Under the new post-Brexit UK immigration rules EU citizens who had been living in the UK before 31 December 2020 will have until 30 June 2021 to apply for an immigration status to remain legally resident in the UK.
Where an EU national fails to apply for status before the deadline, they risk becoming an overstayer. Overstayers do not have the right to work or study in the UK, and they may no longer be able to access public services such as the NHS. Becoming an overstayer may ultimately lead to their removal from the UK and will have an adverse impact on any future immigration application.
There are concerns that this looming deadline will most adversely affect vulnerable groups such as rough sleepers who face various barriers preventing them from applying to remain in the country.
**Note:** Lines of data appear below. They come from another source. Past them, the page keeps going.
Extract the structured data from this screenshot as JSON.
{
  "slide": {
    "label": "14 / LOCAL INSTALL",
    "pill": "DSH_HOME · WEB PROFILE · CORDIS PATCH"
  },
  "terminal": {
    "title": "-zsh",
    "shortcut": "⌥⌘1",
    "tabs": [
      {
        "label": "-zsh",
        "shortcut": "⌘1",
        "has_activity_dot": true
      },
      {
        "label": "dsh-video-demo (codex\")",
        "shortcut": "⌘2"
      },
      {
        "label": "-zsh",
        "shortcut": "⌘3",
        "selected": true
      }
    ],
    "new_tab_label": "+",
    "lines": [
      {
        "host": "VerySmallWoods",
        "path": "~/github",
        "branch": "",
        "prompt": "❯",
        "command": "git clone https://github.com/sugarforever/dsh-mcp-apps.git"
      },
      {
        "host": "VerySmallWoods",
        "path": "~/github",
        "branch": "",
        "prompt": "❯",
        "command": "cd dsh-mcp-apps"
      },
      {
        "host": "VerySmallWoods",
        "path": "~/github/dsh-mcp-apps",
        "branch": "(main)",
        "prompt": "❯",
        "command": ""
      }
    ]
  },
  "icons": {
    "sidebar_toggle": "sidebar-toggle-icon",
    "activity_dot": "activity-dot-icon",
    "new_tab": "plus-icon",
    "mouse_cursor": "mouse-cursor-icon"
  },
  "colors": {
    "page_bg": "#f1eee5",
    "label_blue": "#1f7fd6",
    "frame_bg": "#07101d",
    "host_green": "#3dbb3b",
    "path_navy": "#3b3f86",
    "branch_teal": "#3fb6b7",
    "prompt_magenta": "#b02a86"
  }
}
Rough sleepers may lack the necessary documentation to apply, may have a distrust of the Home Office, or may simply be unaware of the changes and how this will affect their right to stay in the UK. To make matters worse, Government services that were set up to help EU nationals apply for status in the UK now face a loss of funding as we exit the transition period.
When applying under the EU Settlement Scheme, applicants must (in most cases) provide a valid ID document and evidence of residence in the UK. Often, the Home Office are able to assess an applicant’s residence in the UK by cross-referencing their tax and employment records with HMRC. Where the applicant does not have a regular employment history, or if they had only engaged in informal or casual employment, it may be more difficult to evidence their residence. In such cases, the applicant would be required to produce alternative evidence, which again, rough sleepers may find difficult to provide.
While the Home Office do not charge an application fee under the EU Settlement Scheme, rough sleepers may lack the financial means to access support services to help with their applications. According to Barbara Drozdowicz of the East European Resource Centre (EERC), some of her clients cannot afford the bus fare to get to advisory appointments.
Rough sleepers’ distrust in the Home Office has also deterred many from applying. Between 2010 and 2016 the UK declared rough sleeping as an “abuse” or “misuse” of EU freedom of movement rights, and deported an estimated 2,000 EEA nationals on that basis. Whilst this was later ruled unlawful, it has caused rough sleepers to fear risk of repercussions from the Home Office.
The Coronavirus pandemic has clearly compounded the issue, with unemployment and wage cuts resulting in an increased risk of homelessness. These challenges, combined with homeless services being overstretched and facing the discontinuation of state funding, have left vulnerable people who rely on government services without the help they need. It is an issue which needs to be addressed sooner rather than later.
The information in this blog is for general information purposes only and does not purport to be comprehensive or to provide legal advice. Whilst every effort is made to ensure the information and law is current as of the date of publication it should be stressed that, due to the passage of time, this does not necessarily reflect the present legal position. Gherson accepts no responsibility for loss which may arise from accessing or reliance on information contained in this blog. For formal advice on the current law please don’t hesitate to contact Gherson. Legal advice is only provided pursuant to a written agreement, identified as such, and signed by the client and by or on behalf of Gherson.